Courtship generally begins in September with eggs laid in October generally 2 to 4 eggs, breeding pairs are usually adult birds, but some one year old females may also breed both parents share the incubation the fledglings are on their own after 35/40 days old in mid January.
When researching some facts for this evening, I have become aware that there are four native raptors in New Zealand, the North Island Falcon, the Southern Falcon, and the Eastern Falcon and the Morepork Owl “ruru” meaning known for the melancholic sound that they make
The threat to the species is the stoat, rodents, hedge hogs; secondary poisoning from planned pesticide drops an electrocution from power line strikes.
Do take the time to watch these magnificent birds in flight and when they have prey in their target zone it is truly amazing the screeching as it confuses its prey and agility is just perfect poetry in motion. In discussion with some of our local Folks it is apparent and encouraging that perhaps there is greater numbers of the Karearea about, I have had reports that Kelceys Bush has a small colony and they have been seen with juveniles, other sightings reported Elephant Hill area, Green hills rd area, Stonewall area and as mention previously Knottingly Park area, there has been Black stilts using Martyn Jensen’s property as a habitat so they will need to be wary.

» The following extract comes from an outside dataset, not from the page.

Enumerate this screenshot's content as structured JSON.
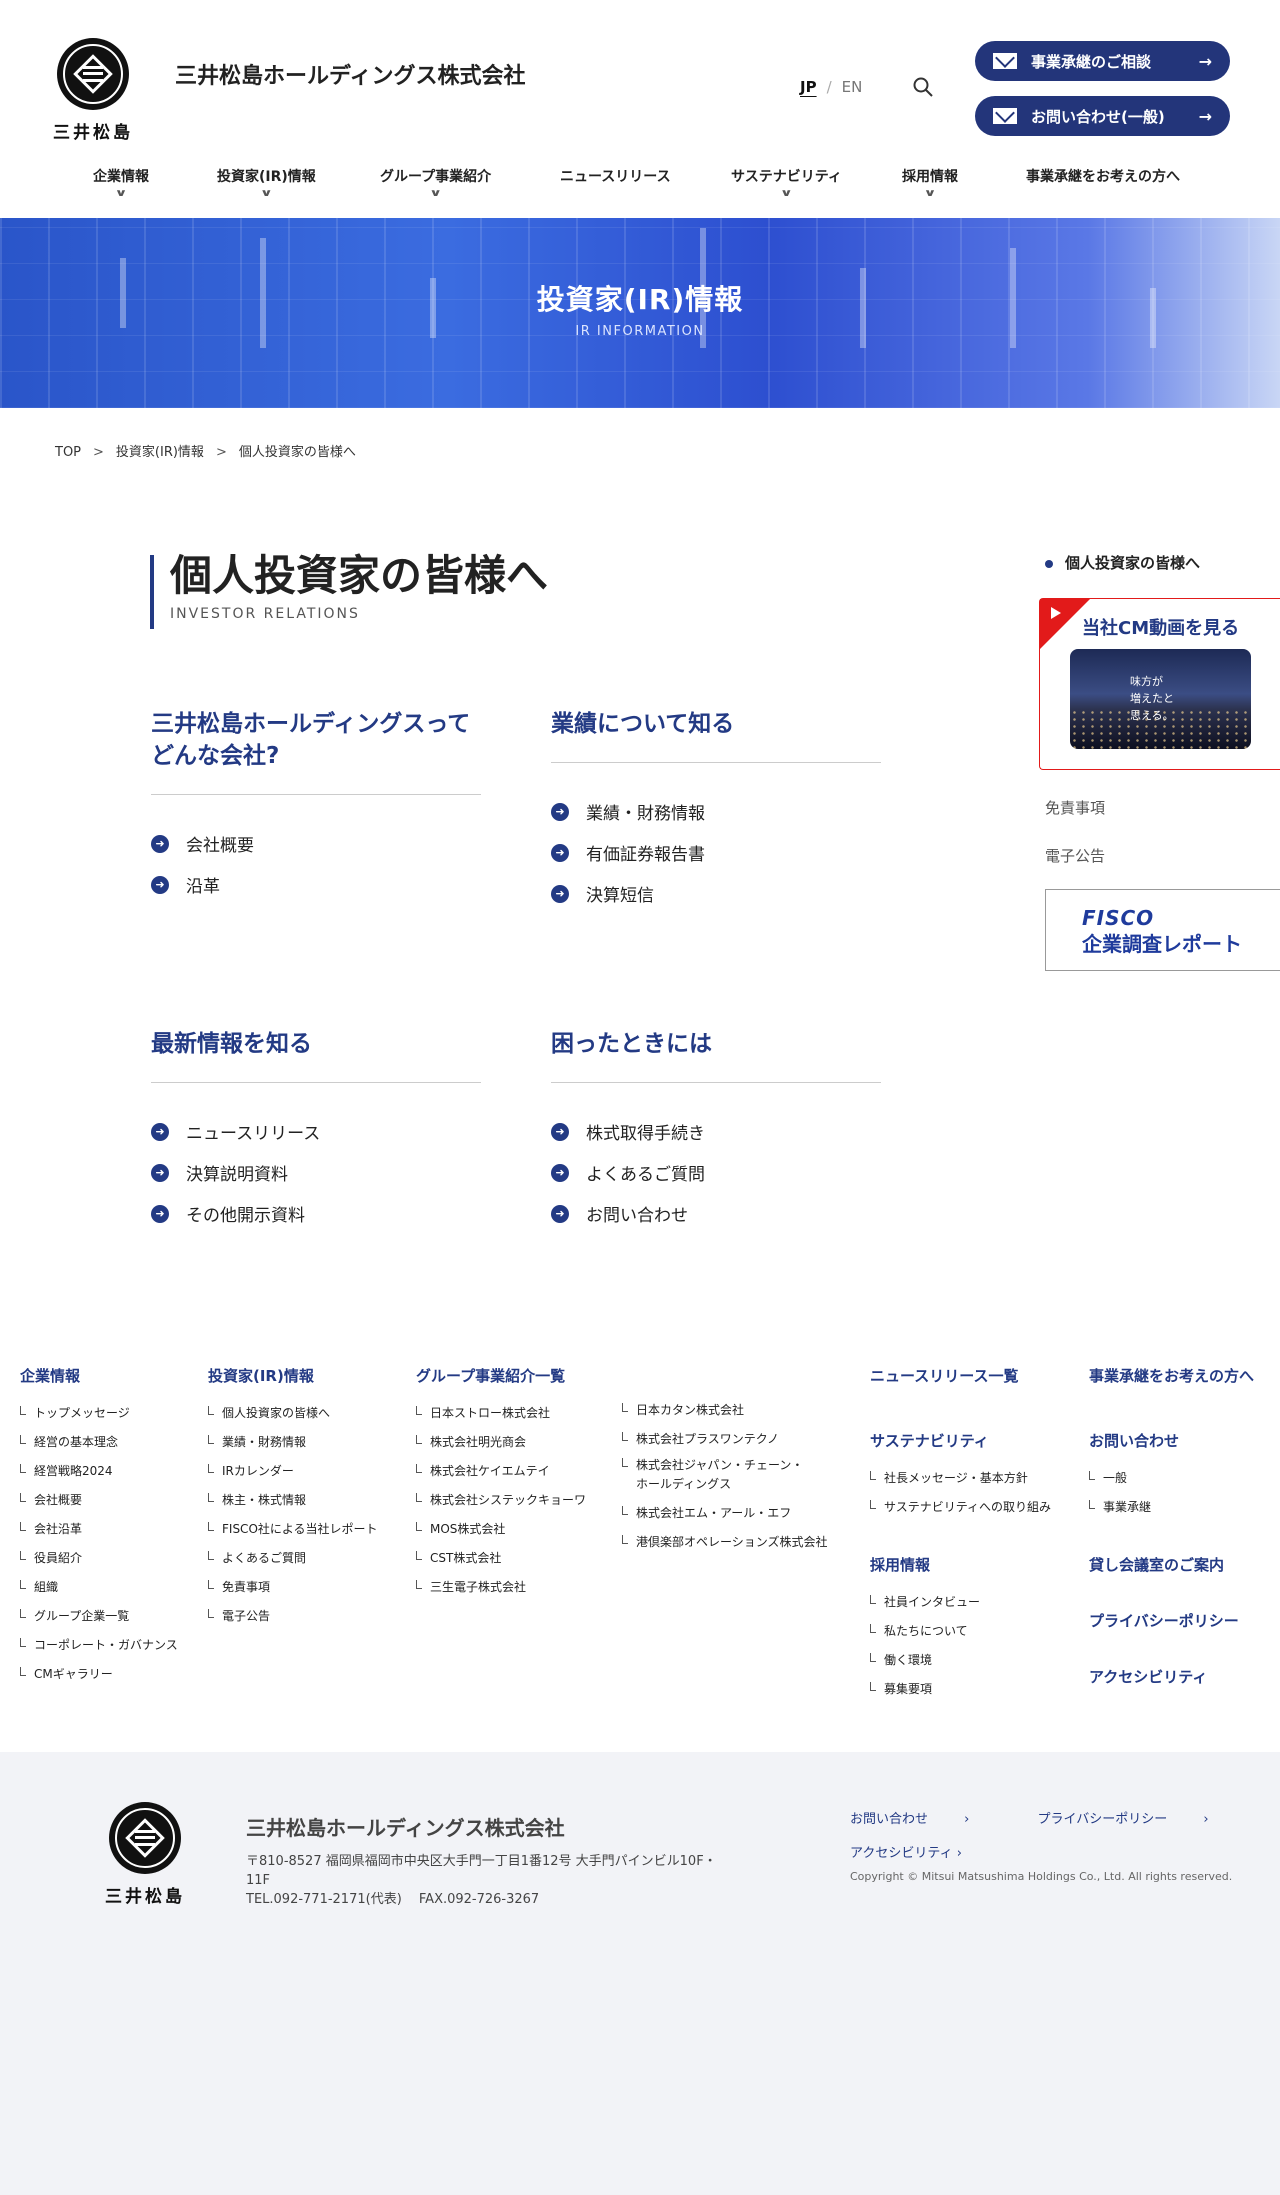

In summary it is very encouraging and a great positive for our district to have Gary and Ann in our community. Whom have the vision and confidence to donate the land to the Trust to manage this initiative which in the first instance will encourage our younger generations to appreciate our native wild life and fauna, and understand the damage that the imported predators can do to our native wild life and fauna.
A quote I read some time ago was “if you want to change the world, teach our young ones to understand what has happened and they will change it “
Pauline and I are members of the Orokanui Wild Life Sanctuary, and the work that has gone into that project is amazing, we just need to keep in mind that a small energetic positive group had a vision and the results are absolutely amazing. I look around this room and all attending know that our project will succeed; this is another positive for our native animals and plants and again our proud and growing district.
At this point I would like to acknowledge Dr. Donna Falconer who sometime ago freely offered her research notes in assisting me to present the facts and figures"
- Colin Dore